Racing through the Arctic snow presents a brand new set of challenges that most runners never need to think about. In simple terms: It’s a harsh, unforgiving environment. But it’s more than that. It’s an experience that challenges what you think you know and it asks questions of your body and mind that rarely crop up in day to day life.

By day, if the weather is favourable, it is commonly around minus 10-15 degrees centigrade and it’s actually a pleasant set of conditions in which to run. Get your layers right and you can manage your core temperature, limit your sweating and still stay warm enough that your extremities don’t complain.

At night (or any time of day if the weather is not playing ball) it can easily dip to minus 40 degrees. For want of a better phrase, that is PROPER cold. At this temperature exposed skin will be immediately sore and frost-nipped within seconds and if not addressed will quickly develop into extremity-threatening and (more importantly..!) race–stopping frostbite. When racing in conditions like this, athletes need to carry sleep and bivvy systems that allow them to survive for a couple of days should they be isolated by changes in weather or injury, food to support this type of isolation and fire starting / water boiling equipment to allow you to melt snow and sustain your fluids. Add this to medical supplies, GPS trackers, Sat Phones, snow shoes and a multitude of clothing and layering options and you can see how the racers pack needs to have a capacity that would put Mary Poppins’ carpet bag to shame!

As the younger brother of a type-1 diabetic, I have watched Roddy’s increasingly regular forays into the extreme with great interest.

I have been lucky enough to travel half way round the world to take part in ultramarathons to add to the incredibly challenging races we have right here in the UK; I’ve run up and down mountains, across frozen lakes and through night and day (and night again) to finish races, I’ve even raced on a 4 mile trail loop for 24hrs straight (don’t ask..) and have enjoyed almost every minute. It’s been tough, exhausting, emotional and physically damaging but I’ve done it unburdened by an insulin pump, I could eat what I felt like when I felt like it and I knew that the ramifications of balancing calorific intake and insulin to offset it was silently and comfortably managed by my own pancreas. As such, I have nothing but admiration for Roddy in what he’s doing and I think it will be a fantastic test of his resolute determination, his diabetic control and the equipment and technology that will support him.

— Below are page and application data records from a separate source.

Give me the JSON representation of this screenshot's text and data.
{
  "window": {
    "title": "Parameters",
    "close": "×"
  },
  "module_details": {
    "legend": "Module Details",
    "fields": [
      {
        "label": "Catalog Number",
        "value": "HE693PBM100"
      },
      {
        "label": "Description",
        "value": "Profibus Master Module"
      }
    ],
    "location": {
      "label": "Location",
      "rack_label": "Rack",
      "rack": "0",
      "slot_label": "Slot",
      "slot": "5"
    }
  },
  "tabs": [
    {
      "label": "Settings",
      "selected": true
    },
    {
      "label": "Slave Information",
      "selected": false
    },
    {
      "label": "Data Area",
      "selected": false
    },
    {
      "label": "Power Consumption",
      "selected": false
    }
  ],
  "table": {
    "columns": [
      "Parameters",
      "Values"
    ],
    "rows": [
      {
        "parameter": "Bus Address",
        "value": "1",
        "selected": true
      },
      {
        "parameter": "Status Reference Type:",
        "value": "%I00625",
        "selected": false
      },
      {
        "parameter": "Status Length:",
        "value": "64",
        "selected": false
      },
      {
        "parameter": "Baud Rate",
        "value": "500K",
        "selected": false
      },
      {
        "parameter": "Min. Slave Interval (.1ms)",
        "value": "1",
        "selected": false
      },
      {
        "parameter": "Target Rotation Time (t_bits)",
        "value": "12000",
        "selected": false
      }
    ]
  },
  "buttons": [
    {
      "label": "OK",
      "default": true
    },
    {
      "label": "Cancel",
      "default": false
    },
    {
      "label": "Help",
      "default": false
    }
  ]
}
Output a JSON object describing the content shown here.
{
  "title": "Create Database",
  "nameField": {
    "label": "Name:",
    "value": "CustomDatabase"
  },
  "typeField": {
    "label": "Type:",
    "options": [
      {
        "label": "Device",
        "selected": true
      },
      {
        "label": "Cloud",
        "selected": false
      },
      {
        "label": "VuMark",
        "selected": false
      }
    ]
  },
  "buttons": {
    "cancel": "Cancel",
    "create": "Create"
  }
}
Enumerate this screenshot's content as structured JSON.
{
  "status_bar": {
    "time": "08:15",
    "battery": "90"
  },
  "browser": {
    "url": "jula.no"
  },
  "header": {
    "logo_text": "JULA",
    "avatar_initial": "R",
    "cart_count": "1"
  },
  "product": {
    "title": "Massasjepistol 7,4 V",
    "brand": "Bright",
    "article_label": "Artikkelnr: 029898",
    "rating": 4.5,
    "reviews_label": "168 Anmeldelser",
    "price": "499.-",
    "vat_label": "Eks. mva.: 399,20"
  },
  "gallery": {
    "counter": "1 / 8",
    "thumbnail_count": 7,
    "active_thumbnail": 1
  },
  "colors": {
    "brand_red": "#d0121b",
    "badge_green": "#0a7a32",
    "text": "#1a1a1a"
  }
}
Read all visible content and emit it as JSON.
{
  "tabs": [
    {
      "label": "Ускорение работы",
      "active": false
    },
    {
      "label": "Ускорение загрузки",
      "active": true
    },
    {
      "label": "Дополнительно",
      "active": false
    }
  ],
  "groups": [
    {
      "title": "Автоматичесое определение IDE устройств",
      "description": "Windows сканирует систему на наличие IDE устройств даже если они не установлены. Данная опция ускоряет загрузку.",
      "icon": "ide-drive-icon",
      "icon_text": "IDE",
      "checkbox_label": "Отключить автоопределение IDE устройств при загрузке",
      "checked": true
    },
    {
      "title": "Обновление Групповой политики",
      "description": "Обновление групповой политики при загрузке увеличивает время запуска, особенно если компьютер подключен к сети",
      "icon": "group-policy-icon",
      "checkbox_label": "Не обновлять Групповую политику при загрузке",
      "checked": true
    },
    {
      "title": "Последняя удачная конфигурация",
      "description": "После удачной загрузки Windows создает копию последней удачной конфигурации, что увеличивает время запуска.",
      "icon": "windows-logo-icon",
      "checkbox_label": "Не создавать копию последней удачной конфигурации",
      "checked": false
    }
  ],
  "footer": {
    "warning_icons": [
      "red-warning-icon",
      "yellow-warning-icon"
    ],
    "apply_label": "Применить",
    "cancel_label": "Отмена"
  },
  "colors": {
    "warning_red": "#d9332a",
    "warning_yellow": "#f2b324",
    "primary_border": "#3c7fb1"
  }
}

My brother was diagnosed as an 11 month old baby in 1976 and my parents were provided with a glass syringe and an orange to practise on. Dietary control, incredible parental and subsequently individual dedication were the staples that ensure he survived and in fact flourished sufficiently to be heading for his 40th birthday next March. I am in absolute awe of his stoic determination to deal with this chronic illness, the support my folks gave him to learn to manage this himself and I equally admire every person affected by diabetes to just simply deal with it and fulfil their dreams and ambitions. I am also incredibly grateful to the researchers, developers, medical professionals and scientists that have worked tirelessly to ensure the experiences of newly diagnosed diabetics are a quantum leap from those faced by no-doubt terrified parents in 1976.

Garry is co-founder of extreme event organisers Breaking Strain